With a painted wood ceiling, azulejos, inlaid marble tile, jade, amethyst, gold leaf, statues, and Mannerist, early Baroque, Later Baroque, and Roman Baroque design, one can’t help but be impressed by the extraordinary talent involved in creating this jewel.
The church, still active, was originally built to house a relic from Saint Rocco.
Because of his healing of victims of the plague, King Manuel I believed that this relic might protect his people from the Black Plague.
A group established to care for the church, the Brotherhood of St. Roch still exists and maintains the church to this day.
In the early 1900s, a museum was adjoined to the church. Here one finds religious artifacts, an art collection, paintings, sculptures, and a collection of reliquaries donated by a member of the Borga family.
9:30 and 17:00 (5 pm).
Tuesday-Wednesday 10:00 until 18:00 (6:00 pm)
Thursday 14:00-21:00 ( 2 – 11 pm)
Friday-Sunday 10:00 until 18:00 (6 pm)
9. Museum of Freemasonry in Portugal

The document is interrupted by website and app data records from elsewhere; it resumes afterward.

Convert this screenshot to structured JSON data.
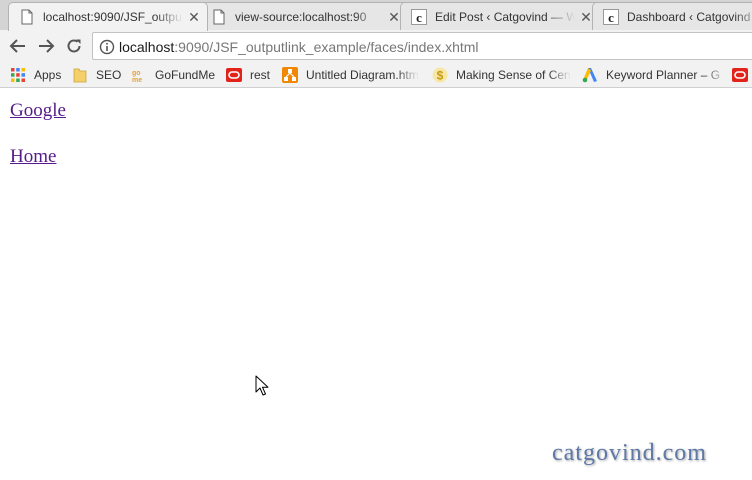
{
  "tabs": [
    {
      "title": "localhost:9090/JSF_outpu",
      "active": true,
      "icon": "page-icon"
    },
    {
      "title": "view-source:localhost:90",
      "active": false,
      "icon": "page-icon"
    },
    {
      "title": "Edit Post ‹ Catgovind — W",
      "active": false,
      "icon": "catgovind-favicon-icon"
    },
    {
      "title": "Dashboard ‹ Catgovind -",
      "active": false,
      "icon": "catgovind-favicon-icon"
    }
  ],
  "toolbar": {
    "url_host": "localhost",
    "url_path": ":9090/JSF_outputlink_example/faces/index.xhtml"
  },
  "bookmarks": [
    {
      "label": "Apps",
      "icon": "apps-grid-icon"
    },
    {
      "label": "SEO",
      "icon": "folder-icon"
    },
    {
      "label": "GoFundMe",
      "icon": "gofundme-icon"
    },
    {
      "label": "rest",
      "icon": "oracle-icon"
    },
    {
      "label": "Untitled Diagram.htm",
      "icon": "drawio-icon"
    },
    {
      "label": "Making Sense of Cen",
      "icon": "dollar-coin-icon"
    },
    {
      "label": "Keyword Planner – Go",
      "icon": "google-ads-icon"
    }
  ],
  "page": {
    "links": [
      "Google",
      "Home"
    ]
  },
  "watermark": "catgovind.com",
  "colors": {
    "visited_link": "#551a8b",
    "watermark": "#5f79a6"
  }
}
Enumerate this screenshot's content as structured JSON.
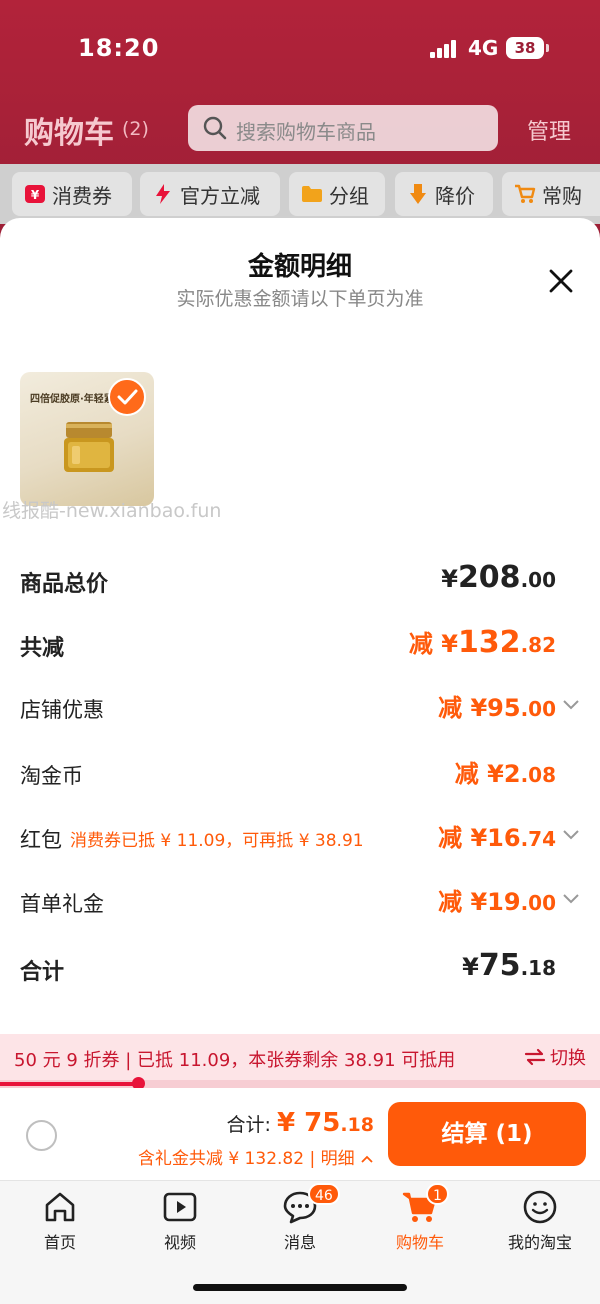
{
  "status": {
    "time": "18:20",
    "network": "4G",
    "battery": "38"
  },
  "header": {
    "title": "购物车",
    "count": "(2)",
    "search_placeholder": "搜索购物车商品",
    "manage": "管理"
  },
  "chips": [
    {
      "label": "消费券",
      "icon": "coupon-icon"
    },
    {
      "label": "官方立减",
      "icon": "lightning-icon"
    },
    {
      "label": "分组",
      "icon": "folder-icon"
    },
    {
      "label": "降价",
      "icon": "arrow-down-icon"
    },
    {
      "label": "常购",
      "icon": "cart-icon"
    }
  ],
  "sheet": {
    "title": "金额明细",
    "subtitle": "实际优惠金额请以下单页为准",
    "product": {
      "headline": "四倍促胶原·年轻紧",
      "selected": true
    },
    "watermark": "线报酷-new.xianbao.fun",
    "rows": {
      "subtotal": {
        "label": "商品总价",
        "prefix": "",
        "currency": "¥",
        "int": "208",
        "dec": ".00"
      },
      "total_discount": {
        "label": "共减",
        "prefix": "减 ",
        "currency": "¥",
        "int": "132",
        "dec": ".82"
      },
      "shop_discount": {
        "label": "店铺优惠",
        "prefix": "减 ",
        "currency": "¥",
        "int": "95",
        "dec": ".00"
      },
      "coins": {
        "label": "淘金币",
        "prefix": "减 ",
        "currency": "¥",
        "int": "2",
        "dec": ".08"
      },
      "red_packet": {
        "label": "红包",
        "note": "消费券已抵 ¥ 11.09，可再抵 ¥ 38.91",
        "prefix": "减 ",
        "currency": "¥",
        "int": "16",
        "dec": ".74"
      },
      "first_order": {
        "label": "首单礼金",
        "prefix": "减 ",
        "currency": "¥",
        "int": "19",
        "dec": ".00"
      },
      "total": {
        "label": "合计",
        "prefix": "",
        "currency": "¥",
        "int": "75",
        "dec": ".18"
      }
    }
  },
  "coupon_banner": {
    "text": "50 元 9 折券 | 已抵 11.09，本张券剩余 38.91 可抵用",
    "switch_label": "切换",
    "progress": 0.23
  },
  "settle": {
    "total_label": "合计: ",
    "total_currency": "¥",
    "total_int": "75",
    "total_dec": ".18",
    "discount_text": "含礼金共减 ¥ 132.82 | 明细",
    "pay_label": "结算 (1)"
  },
  "tabs": [
    {
      "label": "首页",
      "icon": "home-icon"
    },
    {
      "label": "视频",
      "icon": "video-icon"
    },
    {
      "label": "消息",
      "icon": "message-icon",
      "badge": "46"
    },
    {
      "label": "购物车",
      "icon": "cart-icon",
      "badge": "1",
      "active": true
    },
    {
      "label": "我的淘宝",
      "icon": "profile-icon"
    }
  ],
  "colors": {
    "brand": "#ff5a0a",
    "header": "#9c1f36",
    "banner_text": "#c8162f"
  }
}
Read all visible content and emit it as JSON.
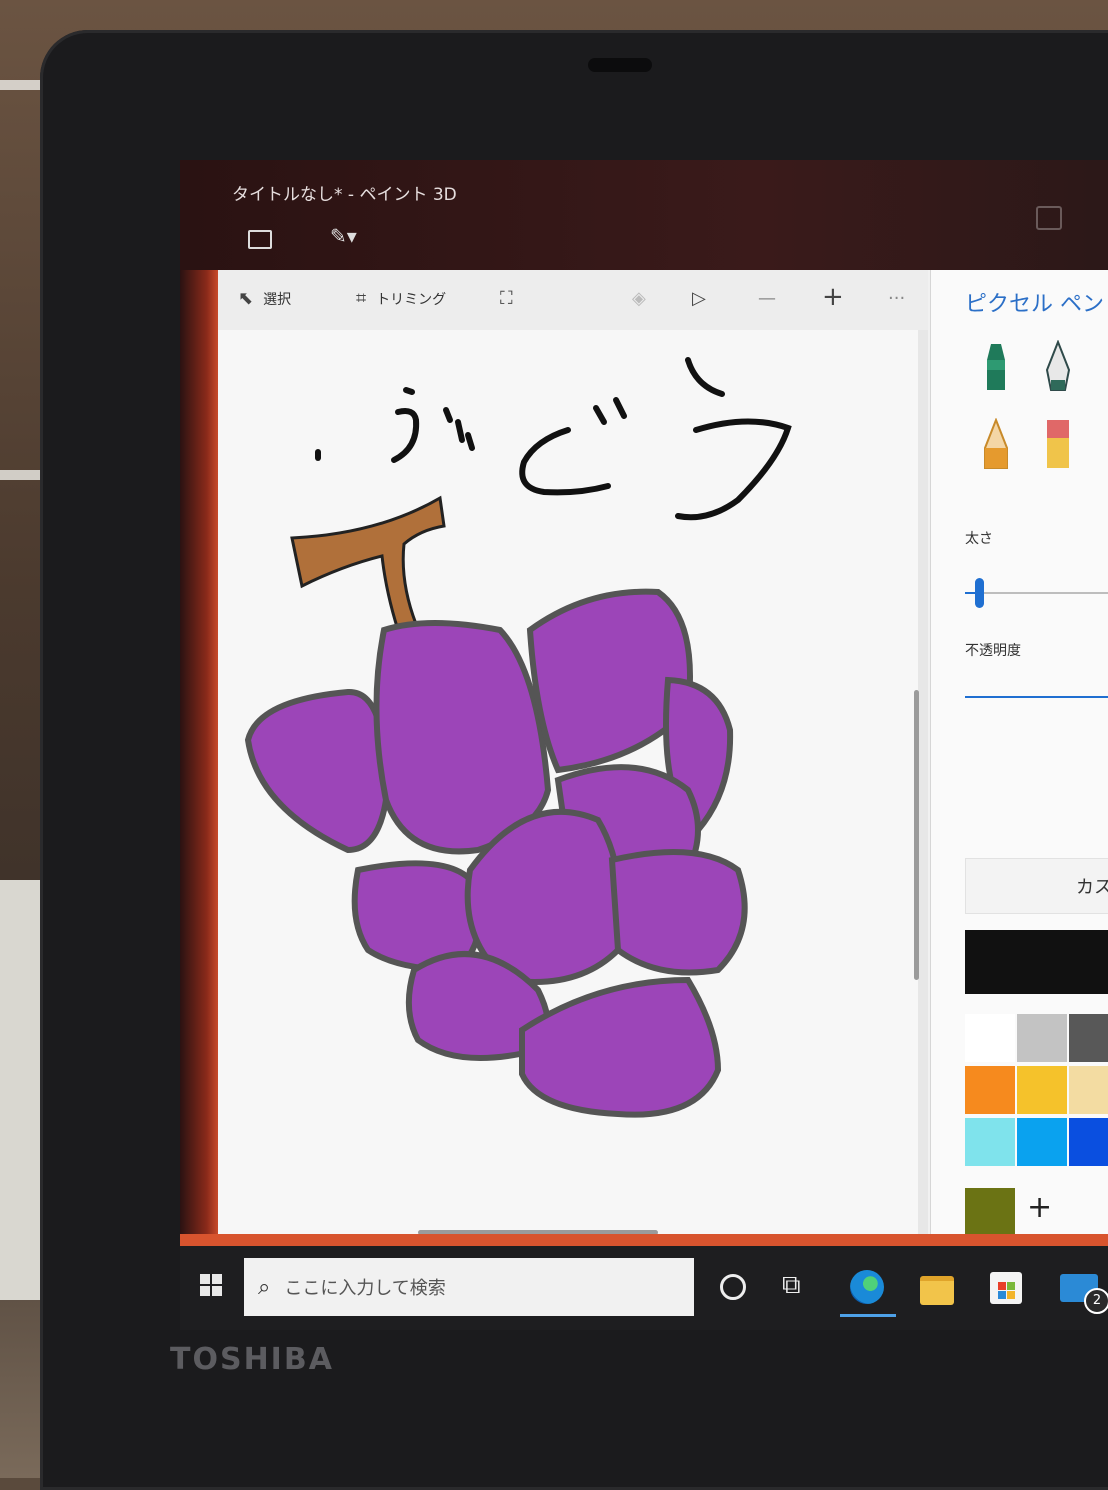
{
  "window": {
    "title": "タイトルなし* - ペイント 3D"
  },
  "toolbar": {
    "select_label": "選択",
    "crop_label": "トリミング",
    "zoom_out_label": "—",
    "zoom_in_label": "+",
    "more_label": "···"
  },
  "canvas": {
    "handwritten_text": "ぶどう"
  },
  "panel": {
    "title": "ピクセル ペン",
    "thickness_label": "太さ",
    "opacity_label": "不透明度",
    "custom_label": "カスタム",
    "current_color": "#111111",
    "custom_swatch_color": "#6b7314",
    "brushes": [
      {
        "name": "marker",
        "color": "#1f7a5a"
      },
      {
        "name": "calligraphy-pen",
        "color": "#2f6a5a"
      },
      {
        "name": "oil-brush",
        "color": "#e9b23a"
      },
      {
        "name": "pencil",
        "color": "#e59a2e"
      },
      {
        "name": "eraser",
        "color": "#e06868"
      },
      {
        "name": "crayon",
        "color": "#d9303a"
      }
    ],
    "palette": [
      "#ffffff",
      "#c3c3c3",
      "#585858",
      "#141414",
      "#f68a1e",
      "#f5c22b",
      "#f3dca2",
      "#f6d41d",
      "#7fe3ec",
      "#0aa2ef",
      "#0a4fe0",
      "#8a40c0"
    ]
  },
  "taskbar": {
    "search_placeholder": "ここに入力して検索",
    "mail_badge": "2"
  },
  "device": {
    "brand": "TOSHIBA"
  }
}
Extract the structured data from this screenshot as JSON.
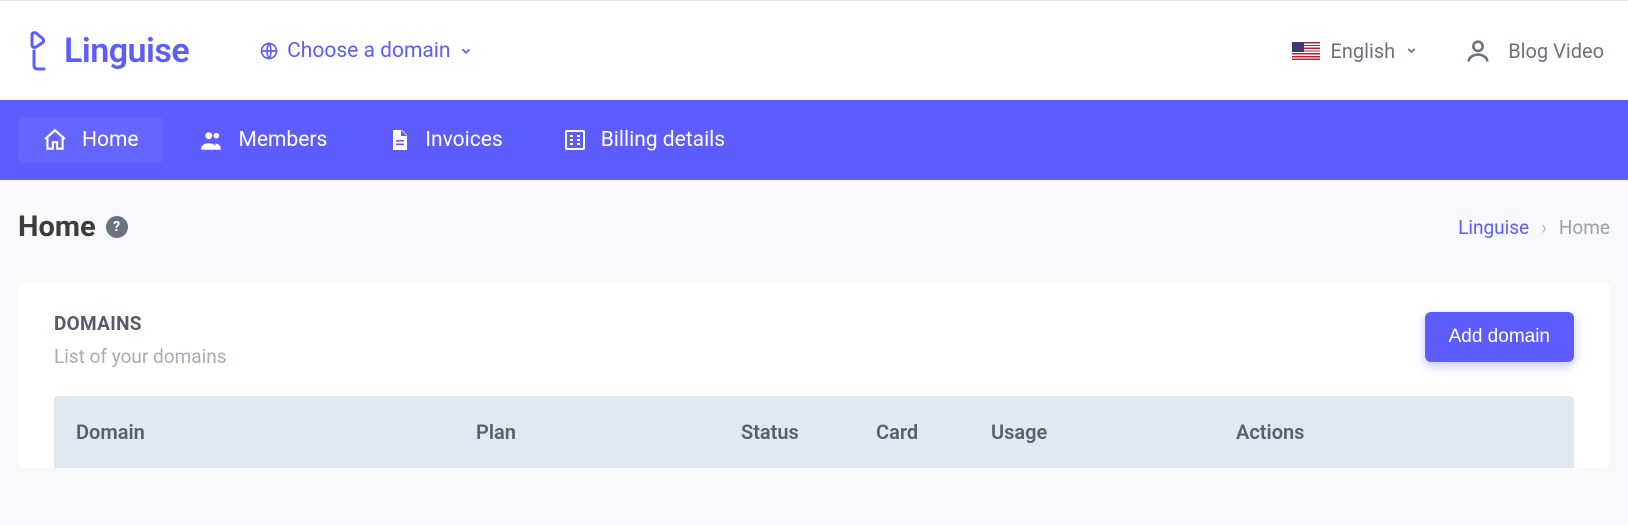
{
  "brand": {
    "name": "Linguise"
  },
  "header": {
    "domain_selector": "Choose a domain",
    "language": "English",
    "user_label": "Blog Video"
  },
  "nav": {
    "items": [
      {
        "label": "Home"
      },
      {
        "label": "Members"
      },
      {
        "label": "Invoices"
      },
      {
        "label": "Billing details"
      }
    ]
  },
  "page": {
    "title": "Home",
    "help_symbol": "?"
  },
  "breadcrumb": {
    "root": "Linguise",
    "separator": "›",
    "current": "Home"
  },
  "domains_card": {
    "title": "DOMAINS",
    "subtitle": "List of your domains",
    "add_button": "Add domain",
    "columns": {
      "domain": "Domain",
      "plan": "Plan",
      "status": "Status",
      "card": "Card",
      "usage": "Usage",
      "actions": "Actions"
    }
  }
}
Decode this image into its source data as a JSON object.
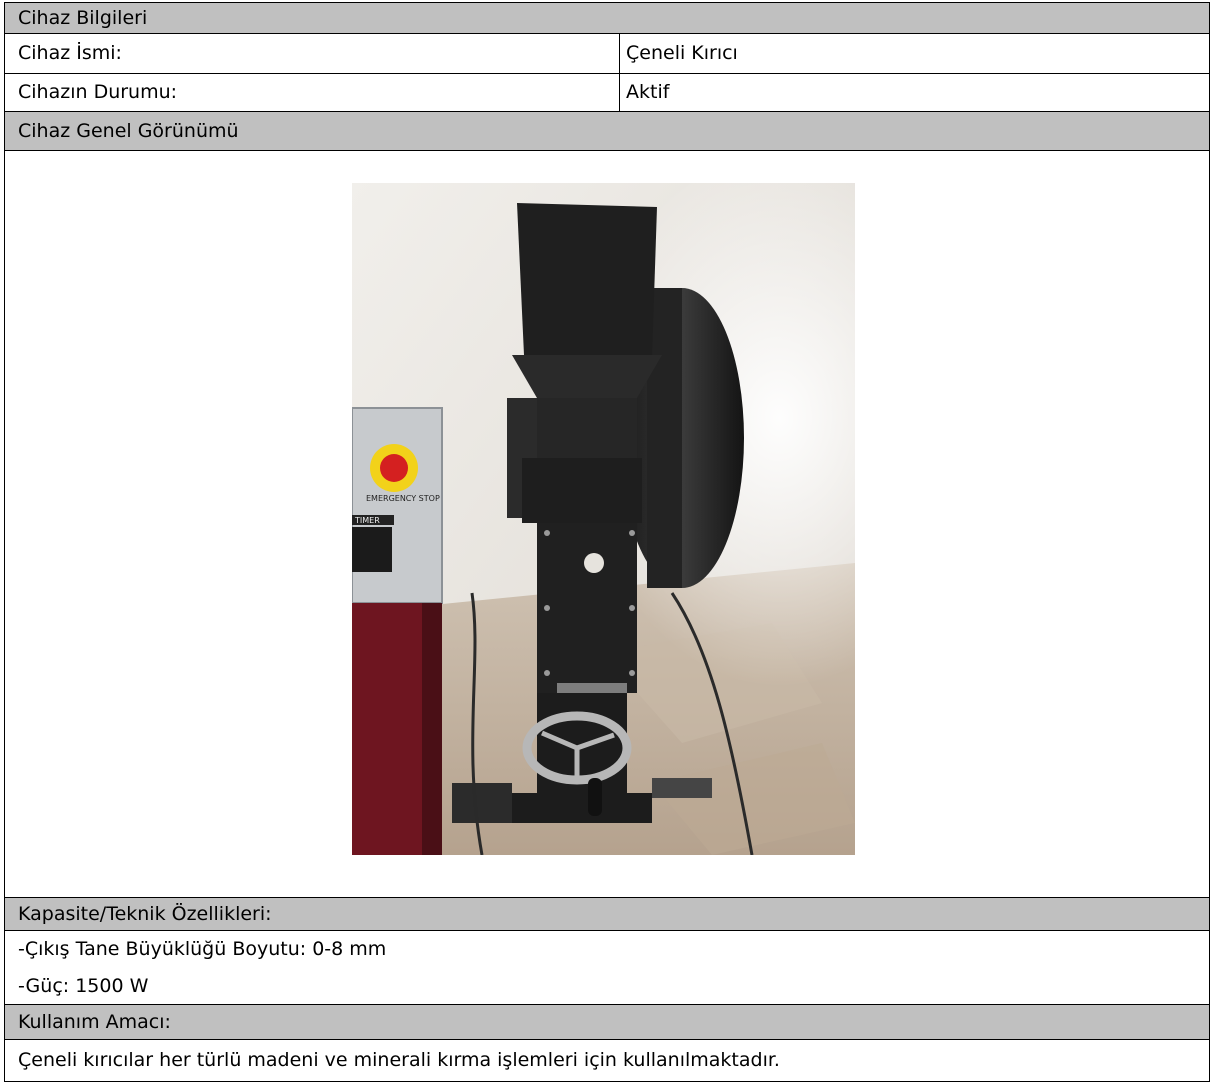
{
  "header": {
    "title": "Cihaz Bilgileri"
  },
  "info": {
    "name_label": "Cihaz İsmi:",
    "name_value": "Çeneli Kırıcı",
    "status_label": "Cihazın Durumu:",
    "status_value": "Aktif"
  },
  "view": {
    "heading": "Cihaz Genel Görünümü",
    "machine_panel_text": "EMERGENCY STOP",
    "timer_text": "TIMER"
  },
  "specs": {
    "heading": "Kapasite/Teknik Özellikleri:",
    "lines": [
      "-Çıkış Tane Büyüklüğü Boyutu: 0-8 mm",
      "-Güç: 1500 W"
    ]
  },
  "usage": {
    "heading": "Kullanım Amacı:",
    "text": "Çeneli kırıcılar her türlü madeni ve minerali kırma işlemleri için kullanılmaktadır."
  },
  "colors": {
    "header_bg": "#c0c0c0",
    "border": "#000000"
  }
}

This recently opened museum includes a historic archive of Freemason history in Portugal dating back to 1727. See photos, lodge member clothes, items used in rites/rituals, and more.
Monday-Friday 14:30-17:30 (2:30 to 5:30 PM)
10. The Solar do Vinho do Porto (run by the Port Wine Institute)
Closed for construction (April 2020)
If you like Port, you’ve died and gone to a relaxed and casual heaven. Think wood-beamed ceilings, comfy oversized chairs, and every type of port you’ve ever wanted to try.
The waiters present you with a listing of ports ranging from €2/€3 – €20 a glass. Bottles can be purchased as well. One can match your port with a cheese and snack on nuts.
While construction has been ongoing for years, it’s well worth making a stop at the often serene terraced garden.
It allows for one of the most panoramic views of Lisbon, with São Jorge Castle and its walls, the Alfama neighborhood and city center (Baixa), and the ocean in sightlines.
The garden was laid out in the 19th century. In the lower garden, one finds lawn beds separated by walkways and benches.
Dotted across the garden are the busts of known Portuguese figures, and small fountains line the walls.
There is also a drinks and snacks kiosk with seating.
The upper level, cobblestone and tree-covered, also has benches and an even larger drink and snacks kiosk with outdoor seating.
At times a street market is set up, with vendors selling handmade art, home decor, trinkets, and traditional Portuguese food. Don’t be surprised to find artists settled there to paint the cityscape as the wow factor can’t be beat.
12. Elevador da Glória
Designed by the same man who designed the Santa Justa Lift, these cable cars carry passengers up and down the steep slopes of the city.
The Elevador da Gloria is the most popular of the cars and is often packed with tourists and locals.
The graffiti painted trams descend a steep hill, running close to flats and local businesses, as locals walk the cobblestone sidewalks nearby.
This post lists the top 15 things to do in Belém, a beautiful district on the Tagus River to the west of central Lisbon. It’s written in a self-guided tour format.
It is essential to visit if you want to learn about the Portuguese Age of Discovery, see most of the city’s UNESCO World Heritage Sites, or try the nation’s favorite pastry in the place it was invented.
Here is an interactive map (with directions between stops), and below are some instructions to get you started!
Click the map to enlarge or download to a smartphone.
Officially named the Tower of Saint Vincent, the Belém Tower was originally built in the 16th century as a defensive structure.
Later it became a ceremonial gateway to the city. Explorers and trading sailors would arrive to and leave from the tower, watched over by the patrons who funded their voyage, often members of the royal family.
Hours: From October – April: Tuesdays – Sundays from 10:00 am – 17:30 (5:30 pm)
Hours: From May – September: Tuesdays – Sundays from 10:0 am – 18:30 (6:30 pm)
Closed: January 1, Easter Sunday, May 1, and Christmas Day
Sintra is a small, romantic village with UNESCO-recognized gardens that sits 45 minutes away from Lisbon by train.
Taking a guided tour is the perfect way to see all the important landmarks. This tour runs on a pay-what-you-like structure, which means you decide at the end what you think the tour was worth.Read more »